Web page and app entries
◆ ◆ ◆ ◆

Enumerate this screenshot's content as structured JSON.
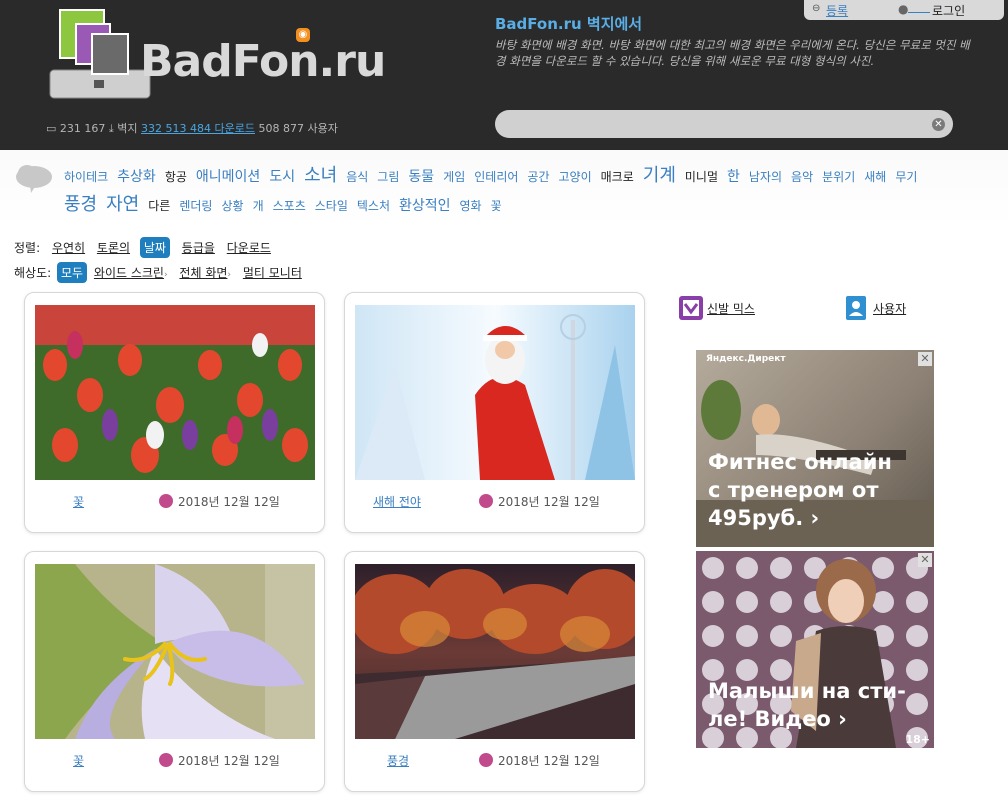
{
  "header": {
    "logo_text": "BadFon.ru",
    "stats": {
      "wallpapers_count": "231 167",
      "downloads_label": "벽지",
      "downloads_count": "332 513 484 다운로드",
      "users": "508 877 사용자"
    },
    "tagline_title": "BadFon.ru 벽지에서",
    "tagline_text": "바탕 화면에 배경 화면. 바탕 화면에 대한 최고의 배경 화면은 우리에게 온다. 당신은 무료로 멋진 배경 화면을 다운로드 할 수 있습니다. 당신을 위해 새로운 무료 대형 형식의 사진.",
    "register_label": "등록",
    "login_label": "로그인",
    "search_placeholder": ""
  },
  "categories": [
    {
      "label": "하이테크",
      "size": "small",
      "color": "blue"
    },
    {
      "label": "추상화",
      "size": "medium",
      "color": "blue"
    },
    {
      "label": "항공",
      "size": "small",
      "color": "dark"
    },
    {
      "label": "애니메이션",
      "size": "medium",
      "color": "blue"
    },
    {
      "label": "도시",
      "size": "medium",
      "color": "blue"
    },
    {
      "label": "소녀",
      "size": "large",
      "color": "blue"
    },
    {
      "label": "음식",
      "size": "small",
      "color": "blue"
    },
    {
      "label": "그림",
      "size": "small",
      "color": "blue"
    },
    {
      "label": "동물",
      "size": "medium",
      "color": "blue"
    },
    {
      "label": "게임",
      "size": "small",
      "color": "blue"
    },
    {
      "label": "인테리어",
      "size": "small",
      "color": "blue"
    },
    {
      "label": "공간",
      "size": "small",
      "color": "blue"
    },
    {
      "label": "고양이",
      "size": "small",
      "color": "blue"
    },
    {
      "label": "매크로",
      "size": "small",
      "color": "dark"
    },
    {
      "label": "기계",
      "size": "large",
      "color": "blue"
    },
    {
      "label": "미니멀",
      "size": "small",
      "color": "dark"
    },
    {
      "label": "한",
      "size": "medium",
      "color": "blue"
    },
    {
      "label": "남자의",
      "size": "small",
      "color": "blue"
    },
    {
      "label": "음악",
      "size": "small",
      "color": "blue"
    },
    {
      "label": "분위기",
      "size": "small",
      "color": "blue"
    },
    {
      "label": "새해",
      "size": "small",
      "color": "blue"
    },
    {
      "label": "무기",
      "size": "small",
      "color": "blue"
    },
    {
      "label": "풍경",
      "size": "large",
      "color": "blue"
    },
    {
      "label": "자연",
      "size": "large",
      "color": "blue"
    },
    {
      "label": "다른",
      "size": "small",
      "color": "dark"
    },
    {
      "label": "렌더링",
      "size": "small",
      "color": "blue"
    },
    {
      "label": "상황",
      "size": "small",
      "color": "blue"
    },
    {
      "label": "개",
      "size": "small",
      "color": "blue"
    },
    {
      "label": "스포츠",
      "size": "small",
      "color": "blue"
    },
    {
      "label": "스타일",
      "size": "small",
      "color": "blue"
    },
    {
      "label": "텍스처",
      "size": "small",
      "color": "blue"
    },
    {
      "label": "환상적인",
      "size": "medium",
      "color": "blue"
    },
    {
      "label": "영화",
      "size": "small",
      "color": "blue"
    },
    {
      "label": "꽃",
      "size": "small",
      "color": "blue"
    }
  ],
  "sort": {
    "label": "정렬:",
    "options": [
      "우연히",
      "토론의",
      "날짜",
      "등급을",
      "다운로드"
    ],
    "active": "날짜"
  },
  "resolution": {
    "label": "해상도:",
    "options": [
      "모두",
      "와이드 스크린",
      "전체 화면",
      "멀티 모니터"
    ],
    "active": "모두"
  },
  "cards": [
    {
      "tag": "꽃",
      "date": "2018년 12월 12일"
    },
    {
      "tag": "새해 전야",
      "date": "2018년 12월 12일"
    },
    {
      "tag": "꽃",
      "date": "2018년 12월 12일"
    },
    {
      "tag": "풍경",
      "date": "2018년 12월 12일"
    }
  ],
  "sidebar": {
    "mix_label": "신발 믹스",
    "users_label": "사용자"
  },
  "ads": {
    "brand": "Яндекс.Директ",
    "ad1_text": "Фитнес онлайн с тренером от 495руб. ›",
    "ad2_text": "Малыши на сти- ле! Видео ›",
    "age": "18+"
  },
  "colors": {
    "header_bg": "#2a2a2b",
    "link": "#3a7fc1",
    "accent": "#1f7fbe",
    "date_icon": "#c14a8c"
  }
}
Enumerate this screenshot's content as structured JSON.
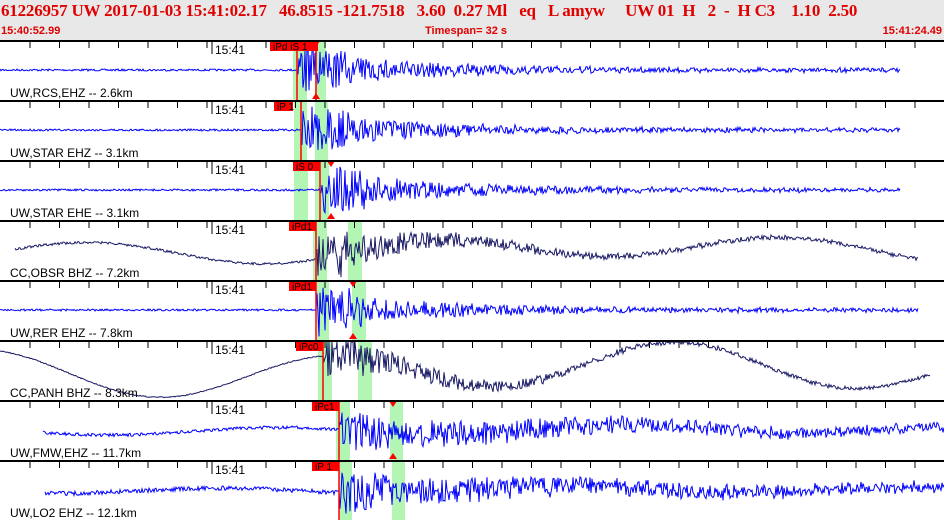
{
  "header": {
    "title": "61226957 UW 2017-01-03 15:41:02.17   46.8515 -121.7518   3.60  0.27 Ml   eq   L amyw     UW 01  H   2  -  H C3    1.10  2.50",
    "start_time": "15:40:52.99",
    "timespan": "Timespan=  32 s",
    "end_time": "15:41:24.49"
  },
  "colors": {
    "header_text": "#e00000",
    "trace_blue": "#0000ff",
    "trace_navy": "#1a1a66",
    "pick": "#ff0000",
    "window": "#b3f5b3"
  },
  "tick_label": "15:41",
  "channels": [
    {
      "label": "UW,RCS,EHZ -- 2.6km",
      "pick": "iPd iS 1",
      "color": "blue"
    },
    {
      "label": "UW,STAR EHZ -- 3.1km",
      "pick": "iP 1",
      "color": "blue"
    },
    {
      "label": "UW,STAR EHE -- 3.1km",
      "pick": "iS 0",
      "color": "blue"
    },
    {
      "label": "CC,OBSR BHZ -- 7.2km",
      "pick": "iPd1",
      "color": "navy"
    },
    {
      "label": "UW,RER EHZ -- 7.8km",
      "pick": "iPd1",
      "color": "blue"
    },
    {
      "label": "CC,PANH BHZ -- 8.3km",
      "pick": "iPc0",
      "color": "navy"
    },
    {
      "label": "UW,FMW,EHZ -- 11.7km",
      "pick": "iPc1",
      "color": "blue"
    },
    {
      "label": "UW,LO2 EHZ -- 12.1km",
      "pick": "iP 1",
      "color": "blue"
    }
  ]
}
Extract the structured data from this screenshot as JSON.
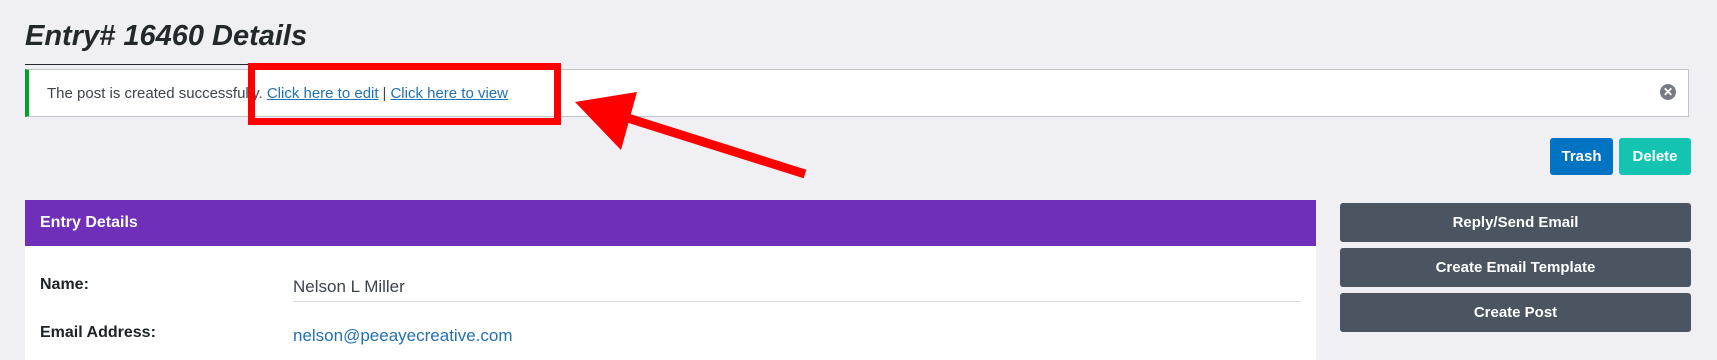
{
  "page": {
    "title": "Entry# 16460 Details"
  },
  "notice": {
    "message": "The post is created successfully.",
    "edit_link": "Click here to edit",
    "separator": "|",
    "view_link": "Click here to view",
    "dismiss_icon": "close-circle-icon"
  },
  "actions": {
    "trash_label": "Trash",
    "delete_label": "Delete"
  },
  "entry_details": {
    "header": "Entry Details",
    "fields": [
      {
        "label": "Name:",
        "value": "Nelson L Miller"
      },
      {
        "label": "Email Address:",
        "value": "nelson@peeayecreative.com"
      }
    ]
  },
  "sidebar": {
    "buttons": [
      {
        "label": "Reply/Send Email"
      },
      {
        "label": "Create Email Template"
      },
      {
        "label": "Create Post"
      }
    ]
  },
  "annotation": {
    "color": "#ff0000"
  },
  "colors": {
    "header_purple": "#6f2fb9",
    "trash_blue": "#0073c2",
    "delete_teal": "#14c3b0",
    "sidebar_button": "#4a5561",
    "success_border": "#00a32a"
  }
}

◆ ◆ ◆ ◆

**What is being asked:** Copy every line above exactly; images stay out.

**Response box:**
Enumerate this screenshot's content as structured JSON.
{
  "header": {
    "logo_text": "BadFon.ru",
    "stats": {
      "wallpapers_count": "231 167",
      "downloads_label": "벽지",
      "downloads_count": "332 513 484 다운로드",
      "users": "508 877 사용자"
    },
    "tagline_title": "BadFon.ru 벽지에서",
    "tagline_text": "바탕 화면에 배경 화면. 바탕 화면에 대한 최고의 배경 화면은 우리에게 온다. 당신은 무료로 멋진 배경 화면을 다운로드 할 수 있습니다. 당신을 위해 새로운 무료 대형 형식의 사진.",
    "register_label": "등록",
    "login_label": "로그인",
    "search_placeholder": ""
  },
  "categories": [
    {
      "label": "하이테크",
      "size": "small",
      "color": "blue"
    },
    {
      "label": "추상화",
      "size": "medium",
      "color": "blue"
    },
    {
      "label": "항공",
      "size": "small",
      "color": "dark"
    },
    {
      "label": "애니메이션",
      "size": "medium",
      "color": "blue"
    },
    {
      "label": "도시",
      "size": "medium",
      "color": "blue"
    },
    {
      "label": "소녀",
      "size": "large",
      "color": "blue"
    },
    {
      "label": "음식",
      "size": "small",
      "color": "blue"
    },
    {
      "label": "그림",
      "size": "small",
      "color": "blue"
    },
    {
      "label": "동물",
      "size": "medium",
      "color": "blue"
    },
    {
      "label": "게임",
      "size": "small",
      "color": "blue"
    },
    {
      "label": "인테리어",
      "size": "small",
      "color": "blue"
    },
    {
      "label": "공간",
      "size": "small",
      "color": "blue"
    },
    {
      "label": "고양이",
      "size": "small",
      "color": "blue"
    },
    {
      "label": "매크로",
      "size": "small",
      "color": "dark"
    },
    {
      "label": "기계",
      "size": "large",
      "color": "blue"
    },
    {
      "label": "미니멀",
      "size": "small",
      "color": "dark"
    },
    {
      "label": "한",
      "size": "medium",
      "color": "blue"
    },
    {
      "label": "남자의",
      "size": "small",
      "color": "blue"
    },
    {
      "label": "음악",
      "size": "small",
      "color": "blue"
    },
    {
      "label": "분위기",
      "size": "small",
      "color": "blue"
    },
    {
      "label": "새해",
      "size": "small",
      "color": "blue"
    },
    {
      "label": "무기",
      "size": "small",
      "color": "blue"
    },
    {
      "label": "풍경",
      "size": "large",
      "color": "blue"
    },
    {
      "label": "자연",
      "size": "large",
      "color": "blue"
    },
    {
      "label": "다른",
      "size": "small",
      "color": "dark"
    },
    {
      "label": "렌더링",
      "size": "small",
      "color": "blue"
    },
    {
      "label": "상황",
      "size": "small",
      "color": "blue"
    },
    {
      "label": "개",
      "size": "small",
      "color": "blue"
    },
    {
      "label": "스포츠",
      "size": "small",
      "color": "blue"
    },
    {
      "label": "스타일",
      "size": "small",
      "color": "blue"
    },
    {
      "label": "텍스처",
      "size": "small",
      "color": "blue"
    },
    {
      "label": "환상적인",
      "size": "medium",
      "color": "blue"
    },
    {
      "label": "영화",
      "size": "small",
      "color": "blue"
    },
    {
      "label": "꽃",
      "size": "small",
      "color": "blue"
    }
  ],
  "sort": {
    "label": "정렬:",
    "options": [
      "우연히",
      "토론의",
      "날짜",
      "등급을",
      "다운로드"
    ],
    "active": "날짜"
  },
  "resolution": {
    "label": "해상도:",
    "options": [
      "모두",
      "와이드 스크린",
      "전체 화면",
      "멀티 모니터"
    ],
    "active": "모두"
  },
  "cards": [
    {
      "tag": "꽃",
      "date": "2018년 12월 12일"
    },
    {
      "tag": "새해 전야",
      "date": "2018년 12월 12일"
    },
    {
      "tag": "꽃",
      "date": "2018년 12월 12일"
    },
    {
      "tag": "풍경",
      "date": "2018년 12월 12일"
    }
  ],
  "sidebar": {
    "mix_label": "신발 믹스",
    "users_label": "사용자"
  },
  "ads": {
    "brand": "Яндекс.Директ",
    "ad1_text": "Фитнес онлайн с тренером от 495руб. ›",
    "ad2_text": "Малыши на сти- ле! Видео ›",
    "age": "18+"
  },
  "colors": {
    "header_bg": "#2a2a2b",
    "link": "#3a7fc1",
    "accent": "#1f7fbe",
    "date_icon": "#c14a8c"
  }
}
Enumerate this screenshot's content as structured JSON.
{
  "header": {
    "title": "61226957 UW 2017-01-03 15:41:02.17   46.8515 -121.7518   3.60  0.27 Ml   eq   L amyw     UW 01  H   2  -  H C3    1.10  2.50",
    "start_time": "15:40:52.99",
    "timespan": "Timespan=  32 s",
    "end_time": "15:41:24.49"
  },
  "colors": {
    "header_text": "#e00000",
    "trace_blue": "#0000ff",
    "trace_navy": "#1a1a66",
    "pick": "#ff0000",
    "window": "#b3f5b3"
  },
  "tick_label": "15:41",
  "channels": [
    {
      "label": "UW,RCS,EHZ -- 2.6km",
      "pick": "iPd iS 1",
      "color": "blue"
    },
    {
      "label": "UW,STAR EHZ -- 3.1km",
      "pick": "iP 1",
      "color": "blue"
    },
    {
      "label": "UW,STAR EHE -- 3.1km",
      "pick": "iS 0",
      "color": "blue"
    },
    {
      "label": "CC,OBSR BHZ -- 7.2km",
      "pick": "iPd1",
      "color": "navy"
    },
    {
      "label": "UW,RER EHZ -- 7.8km",
      "pick": "iPd1",
      "color": "blue"
    },
    {
      "label": "CC,PANH BHZ -- 8.3km",
      "pick": "iPc0",
      "color": "navy"
    },
    {
      "label": "UW,FMW,EHZ -- 11.7km",
      "pick": "iPc1",
      "color": "blue"
    },
    {
      "label": "UW,LO2 EHZ -- 12.1km",
      "pick": "iP 1",
      "color": "blue"
    }
  ]
}
Extract the structured data from this screenshot as JSON.
{
  "page": {
    "title": "Entry# 16460 Details"
  },
  "notice": {
    "message": "The post is created successfully.",
    "edit_link": "Click here to edit",
    "separator": "|",
    "view_link": "Click here to view",
    "dismiss_icon": "close-circle-icon"
  },
  "actions": {
    "trash_label": "Trash",
    "delete_label": "Delete"
  },
  "entry_details": {
    "header": "Entry Details",
    "fields": [
      {
        "label": "Name:",
        "value": "Nelson L Miller"
      },
      {
        "label": "Email Address:",
        "value": "nelson@peeayecreative.com"
      }
    ]
  },
  "sidebar": {
    "buttons": [
      {
        "label": "Reply/Send Email"
      },
      {
        "label": "Create Email Template"
      },
      {
        "label": "Create Post"
      }
    ]
  },
  "annotation": {
    "color": "#ff0000"
  },
  "colors": {
    "header_purple": "#6f2fb9",
    "trash_blue": "#0073c2",
    "delete_teal": "#14c3b0",
    "sidebar_button": "#4a5561",
    "success_border": "#00a32a"
  }
}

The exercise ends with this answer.